[Dataset records — start]

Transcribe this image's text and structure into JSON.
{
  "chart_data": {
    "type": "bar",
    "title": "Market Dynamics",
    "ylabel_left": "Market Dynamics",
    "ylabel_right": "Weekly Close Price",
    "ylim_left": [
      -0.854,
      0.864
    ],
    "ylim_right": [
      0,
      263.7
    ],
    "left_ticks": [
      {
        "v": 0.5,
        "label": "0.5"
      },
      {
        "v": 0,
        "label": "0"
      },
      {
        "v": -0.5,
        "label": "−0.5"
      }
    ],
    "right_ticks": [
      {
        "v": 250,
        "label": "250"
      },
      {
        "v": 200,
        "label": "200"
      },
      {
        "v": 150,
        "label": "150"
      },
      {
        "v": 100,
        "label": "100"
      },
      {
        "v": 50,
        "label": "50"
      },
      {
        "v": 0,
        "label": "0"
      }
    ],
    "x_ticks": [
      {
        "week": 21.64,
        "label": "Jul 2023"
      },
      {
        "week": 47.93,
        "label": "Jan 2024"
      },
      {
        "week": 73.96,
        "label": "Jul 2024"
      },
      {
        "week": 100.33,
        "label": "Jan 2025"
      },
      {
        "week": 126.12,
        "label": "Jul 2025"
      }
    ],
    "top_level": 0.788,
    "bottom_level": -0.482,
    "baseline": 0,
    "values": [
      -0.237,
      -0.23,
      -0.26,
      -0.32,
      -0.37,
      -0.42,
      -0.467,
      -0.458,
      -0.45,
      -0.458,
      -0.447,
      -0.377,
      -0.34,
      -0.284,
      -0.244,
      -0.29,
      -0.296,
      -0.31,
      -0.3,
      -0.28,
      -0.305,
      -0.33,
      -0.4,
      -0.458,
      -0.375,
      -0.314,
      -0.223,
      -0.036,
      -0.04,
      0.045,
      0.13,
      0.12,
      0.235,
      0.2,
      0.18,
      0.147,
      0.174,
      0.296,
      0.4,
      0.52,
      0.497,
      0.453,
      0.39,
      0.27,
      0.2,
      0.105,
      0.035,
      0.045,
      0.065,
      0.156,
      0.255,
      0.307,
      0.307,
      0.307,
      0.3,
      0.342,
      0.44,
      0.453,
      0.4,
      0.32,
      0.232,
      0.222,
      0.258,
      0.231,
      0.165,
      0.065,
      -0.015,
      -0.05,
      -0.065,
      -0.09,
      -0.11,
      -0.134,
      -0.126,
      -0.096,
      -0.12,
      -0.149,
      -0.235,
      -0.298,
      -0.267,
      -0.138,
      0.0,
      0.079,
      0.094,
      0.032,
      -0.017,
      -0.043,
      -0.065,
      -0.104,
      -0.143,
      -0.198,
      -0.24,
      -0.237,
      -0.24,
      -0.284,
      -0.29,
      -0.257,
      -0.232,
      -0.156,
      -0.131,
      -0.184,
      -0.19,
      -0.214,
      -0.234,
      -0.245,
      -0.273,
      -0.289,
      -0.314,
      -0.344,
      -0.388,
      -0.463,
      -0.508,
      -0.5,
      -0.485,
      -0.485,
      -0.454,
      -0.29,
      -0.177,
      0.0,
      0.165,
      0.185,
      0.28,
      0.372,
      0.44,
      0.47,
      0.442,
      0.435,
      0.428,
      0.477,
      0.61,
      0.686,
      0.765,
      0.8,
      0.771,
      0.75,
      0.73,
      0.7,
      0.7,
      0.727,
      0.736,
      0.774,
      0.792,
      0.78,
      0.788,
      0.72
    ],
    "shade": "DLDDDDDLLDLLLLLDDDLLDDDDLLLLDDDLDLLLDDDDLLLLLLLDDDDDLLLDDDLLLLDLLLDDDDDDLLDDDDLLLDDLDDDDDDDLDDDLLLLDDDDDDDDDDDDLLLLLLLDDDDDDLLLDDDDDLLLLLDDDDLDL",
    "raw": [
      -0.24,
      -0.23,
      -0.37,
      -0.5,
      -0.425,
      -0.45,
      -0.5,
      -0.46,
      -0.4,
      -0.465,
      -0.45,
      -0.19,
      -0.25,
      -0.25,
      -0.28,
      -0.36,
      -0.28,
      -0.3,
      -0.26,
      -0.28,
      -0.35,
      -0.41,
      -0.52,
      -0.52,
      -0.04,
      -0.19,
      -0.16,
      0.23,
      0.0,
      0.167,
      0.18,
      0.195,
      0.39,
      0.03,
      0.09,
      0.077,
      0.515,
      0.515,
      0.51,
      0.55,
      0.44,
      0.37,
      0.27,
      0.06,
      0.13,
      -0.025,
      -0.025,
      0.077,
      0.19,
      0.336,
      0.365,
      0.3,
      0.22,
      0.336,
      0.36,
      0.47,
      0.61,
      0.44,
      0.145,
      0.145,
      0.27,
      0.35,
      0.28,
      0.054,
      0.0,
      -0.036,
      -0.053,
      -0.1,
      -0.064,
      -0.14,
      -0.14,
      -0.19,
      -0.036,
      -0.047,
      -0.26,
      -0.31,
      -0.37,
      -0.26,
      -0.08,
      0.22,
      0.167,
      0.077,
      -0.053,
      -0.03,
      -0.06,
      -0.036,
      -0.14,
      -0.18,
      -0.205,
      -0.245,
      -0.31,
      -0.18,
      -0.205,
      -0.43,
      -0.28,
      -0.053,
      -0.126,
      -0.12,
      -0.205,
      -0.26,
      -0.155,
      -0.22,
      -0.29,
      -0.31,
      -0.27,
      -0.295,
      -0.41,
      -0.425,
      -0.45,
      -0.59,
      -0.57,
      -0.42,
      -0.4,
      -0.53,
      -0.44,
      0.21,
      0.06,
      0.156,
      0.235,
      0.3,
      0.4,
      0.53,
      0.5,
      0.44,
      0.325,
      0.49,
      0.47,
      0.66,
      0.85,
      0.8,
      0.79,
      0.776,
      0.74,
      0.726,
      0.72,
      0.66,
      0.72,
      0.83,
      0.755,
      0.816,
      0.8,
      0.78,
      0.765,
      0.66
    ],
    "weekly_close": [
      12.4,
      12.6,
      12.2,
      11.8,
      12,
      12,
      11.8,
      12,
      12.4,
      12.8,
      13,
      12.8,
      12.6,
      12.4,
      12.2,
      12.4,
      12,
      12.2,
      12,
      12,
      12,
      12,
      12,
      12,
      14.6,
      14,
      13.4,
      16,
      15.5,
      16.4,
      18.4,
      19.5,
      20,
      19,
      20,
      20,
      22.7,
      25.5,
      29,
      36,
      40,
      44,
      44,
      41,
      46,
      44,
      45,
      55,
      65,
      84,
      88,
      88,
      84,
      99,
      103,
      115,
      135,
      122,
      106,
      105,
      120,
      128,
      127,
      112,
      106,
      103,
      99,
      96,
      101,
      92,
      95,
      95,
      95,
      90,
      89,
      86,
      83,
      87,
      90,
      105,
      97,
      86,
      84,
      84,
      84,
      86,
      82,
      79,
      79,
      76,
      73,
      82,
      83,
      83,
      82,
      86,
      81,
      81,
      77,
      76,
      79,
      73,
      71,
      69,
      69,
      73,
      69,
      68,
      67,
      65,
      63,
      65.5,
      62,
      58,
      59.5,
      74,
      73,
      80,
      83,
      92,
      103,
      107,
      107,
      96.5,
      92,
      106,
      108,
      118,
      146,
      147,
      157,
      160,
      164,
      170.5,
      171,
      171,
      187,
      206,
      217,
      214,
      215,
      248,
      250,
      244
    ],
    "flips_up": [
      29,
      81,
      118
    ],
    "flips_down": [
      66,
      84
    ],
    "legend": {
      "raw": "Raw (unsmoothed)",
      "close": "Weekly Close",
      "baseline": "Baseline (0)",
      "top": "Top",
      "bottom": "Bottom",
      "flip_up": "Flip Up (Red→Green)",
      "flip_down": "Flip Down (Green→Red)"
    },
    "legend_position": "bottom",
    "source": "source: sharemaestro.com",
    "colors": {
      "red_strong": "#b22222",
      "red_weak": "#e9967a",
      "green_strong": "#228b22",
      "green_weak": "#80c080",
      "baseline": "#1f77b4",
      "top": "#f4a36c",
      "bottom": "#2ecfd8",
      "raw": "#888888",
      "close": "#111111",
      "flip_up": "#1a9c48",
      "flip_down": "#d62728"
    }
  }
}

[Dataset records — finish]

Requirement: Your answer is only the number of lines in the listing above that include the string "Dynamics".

Solution: 2